Once a halal protein enters the kitchen, it must remain halal all the way to the guest’s table. Chef and kitchen managers should understand the standards and how to handle a halal request.
Pork and alcohol are haram, meaning forbidden, the opposite of halal. Other meat and poultry must be slaughtered according to Islamic law to be considered halal, which means permissible.
If a server receives a halal request, the guest should be offered the opportunity to speak with the kitchen manager, who can explain how the operation will handle the meal.
During storage, ensure halal food remain separate from non-halal food before and after cooking.
Ensure all other ingredients are permissible food, according to Islamic law. Grains, vegetable and fruits are generally acceptable, but avoid alcohol, animal lard, pork and pork by-products.
Use a clean or separate, designated cutting board from non-halal products to avoid cross contamination.
Use a separate, designated fryer, clean part of the grill or bake in the oven to avoid contamination. French fries, onion rings and seafood are halal by nature and can be cooked in the same fryer oil as halal proteins.
When plating, ensure utensils (such as knives and tongs) haven’t been used to handle non-halal foods.

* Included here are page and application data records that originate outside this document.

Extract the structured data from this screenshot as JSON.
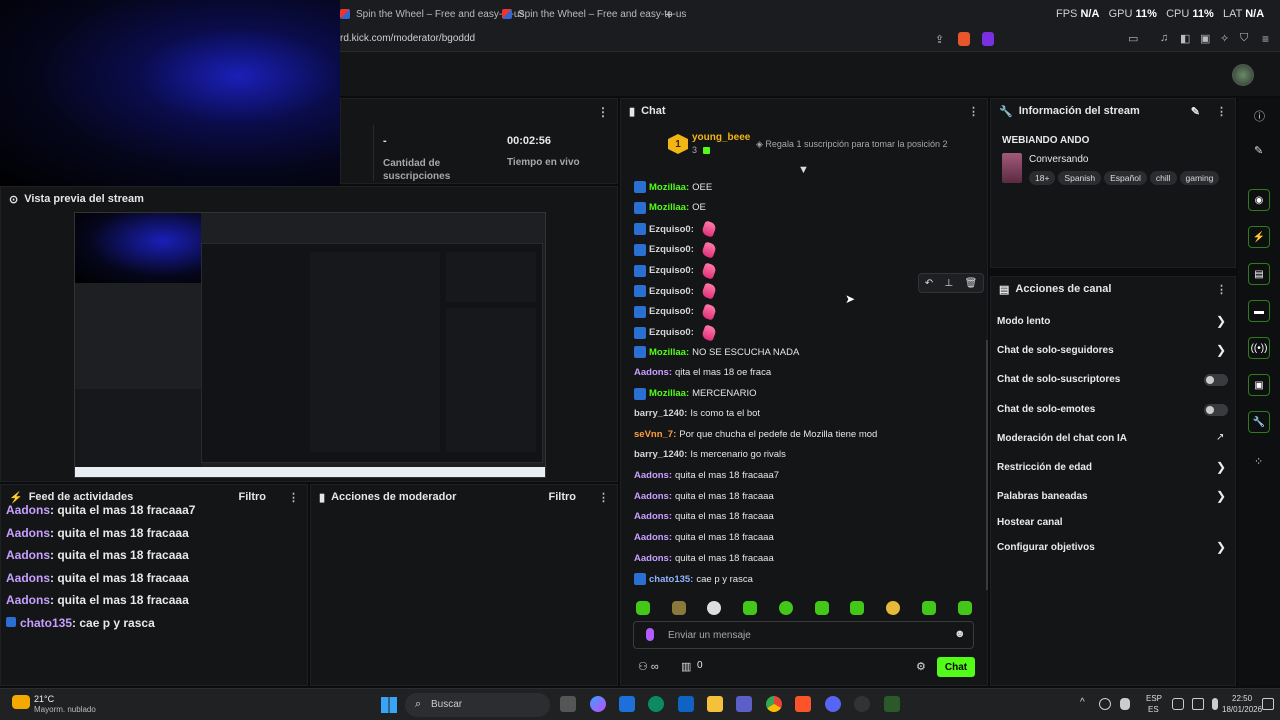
{
  "browser": {
    "tabs": [
      {
        "title": "Spin the Wheel – Free and easy-to-us"
      },
      {
        "title": "Spin the Wheel – Free and easy-to-us"
      }
    ],
    "new_tab": "+",
    "url": "rd.kick.com/moderator/bgoddd",
    "perf": {
      "fps_label": "FPS",
      "fps": "N/A",
      "gpu_label": "GPU",
      "gpu": "11%",
      "cpu_label": "CPU",
      "cpu": "11%",
      "lat_label": "LAT",
      "lat": "N/A"
    }
  },
  "stats": {
    "subs_value": "-",
    "subs_label": "Cantidad de suscripciones",
    "live_value": "00:02:56",
    "live_label": "Tiempo en vivo"
  },
  "preview": {
    "title": "Vista previa del stream"
  },
  "activity": {
    "title": "Feed de actividades",
    "filter": "Filtro",
    "items": [
      {
        "user": "Aadons",
        "text": ": quita el mas 18 fracaaa7"
      },
      {
        "user": "Aadons",
        "text": ": quita el mas 18 fracaaa"
      },
      {
        "user": "Aadons",
        "text": ": quita el mas 18 fracaaa"
      },
      {
        "user": "Aadons",
        "text": ": quita el mas 18 fracaaa"
      },
      {
        "user": "Aadons",
        "text": ": quita el mas 18 fracaaa"
      },
      {
        "user": "chato135",
        "text": ": cae p y rasca"
      }
    ]
  },
  "modactions": {
    "title": "Acciones de moderador",
    "filter": "Filtro"
  },
  "chat": {
    "title": "Chat",
    "pinned_rank": "1",
    "pinned_user": "young_beee",
    "pinned_count": "3",
    "pinned_cta": "Regala 1 suscripción para tomar la posición 2",
    "messages": [
      {
        "user": "Mozillaa:",
        "text": "OEE",
        "style": "green",
        "badge": true
      },
      {
        "user": "Mozillaa:",
        "text": "OE",
        "style": "green",
        "badge": true
      },
      {
        "user": "Ezquiso0:",
        "text": "",
        "style": "light",
        "badge": true,
        "emote": true
      },
      {
        "user": "Ezquiso0:",
        "text": "",
        "style": "light",
        "badge": true,
        "emote": true
      },
      {
        "user": "Ezquiso0:",
        "text": "",
        "style": "light",
        "badge": true,
        "emote": true
      },
      {
        "user": "Ezquiso0:",
        "text": "",
        "style": "light",
        "badge": true,
        "emote": true
      },
      {
        "user": "Ezquiso0:",
        "text": "",
        "style": "light",
        "badge": true,
        "emote": true
      },
      {
        "user": "Ezquiso0:",
        "text": "",
        "style": "light",
        "badge": true,
        "emote": true
      },
      {
        "user": "Mozillaa:",
        "text": "NO SE ESCUCHA NADA",
        "style": "green",
        "badge": true
      },
      {
        "user": "Aadons:",
        "text": "qita el mas 18 oe fraca",
        "style": "purple",
        "badge": false
      },
      {
        "user": "Mozillaa:",
        "text": "MERCENARIO",
        "style": "green",
        "badge": true
      },
      {
        "user": "barry_1240:",
        "text": "Is como ta el bot",
        "style": "light",
        "badge": false
      },
      {
        "user": "seVnn_7:",
        "text": "Por que chucha el pedefe de Mozilla tiene mod",
        "style": "orange",
        "badge": false
      },
      {
        "user": "barry_1240:",
        "text": "Is mercenario go rivals",
        "style": "light",
        "badge": false
      },
      {
        "user": "Aadons:",
        "text": "quita el mas 18 fracaaa7",
        "style": "purple",
        "badge": false
      },
      {
        "user": "Aadons:",
        "text": "quita el mas 18 fracaaa",
        "style": "purple",
        "badge": false
      },
      {
        "user": "Aadons:",
        "text": "quita el mas 18 fracaaa",
        "style": "purple",
        "badge": false
      },
      {
        "user": "Aadons:",
        "text": "quita el mas 18 fracaaa",
        "style": "purple",
        "badge": false
      },
      {
        "user": "Aadons:",
        "text": "quita el mas 18 fracaaa",
        "style": "purple",
        "badge": false
      },
      {
        "user": "chato135:",
        "text": "cae p y rasca",
        "style": "blue",
        "badge": true
      }
    ],
    "input_placeholder": "Enviar un mensaje",
    "points": "0",
    "send_label": "Chat"
  },
  "streaminfo": {
    "title": "Información del stream",
    "stream_title": "WEBIANDO ANDO",
    "category": "Conversando",
    "tags": [
      "18+",
      "Spanish",
      "Español",
      "chill",
      "gaming"
    ]
  },
  "channel": {
    "title": "Acciones de canal",
    "items": [
      {
        "label": "Modo lento",
        "control": "chevron"
      },
      {
        "label": "Chat de solo-seguidores",
        "control": "chevron"
      },
      {
        "label": "Chat de solo-suscriptores",
        "control": "toggle"
      },
      {
        "label": "Chat de solo-emotes",
        "control": "toggle"
      },
      {
        "label": "Moderación del chat con IA",
        "control": "external"
      },
      {
        "label": "Restricción de edad",
        "control": "chevron"
      },
      {
        "label": "Palabras baneadas",
        "control": "chevron"
      },
      {
        "label": "Hostear canal",
        "control": "none"
      },
      {
        "label": "Configurar objetivos",
        "control": "chevron"
      }
    ]
  },
  "taskbar": {
    "weather_temp": "21°C",
    "weather_desc": "Mayorm. nublado",
    "search_placeholder": "Buscar",
    "lang1": "ESP",
    "lang2": "ES",
    "time": "22:50",
    "date": "18/01/2026"
  },
  "colors": {
    "accent": "#53fc18",
    "bg": "#141517"
  }
}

Compiled with information from Mina Halal, a division of Maple Leaf Foods.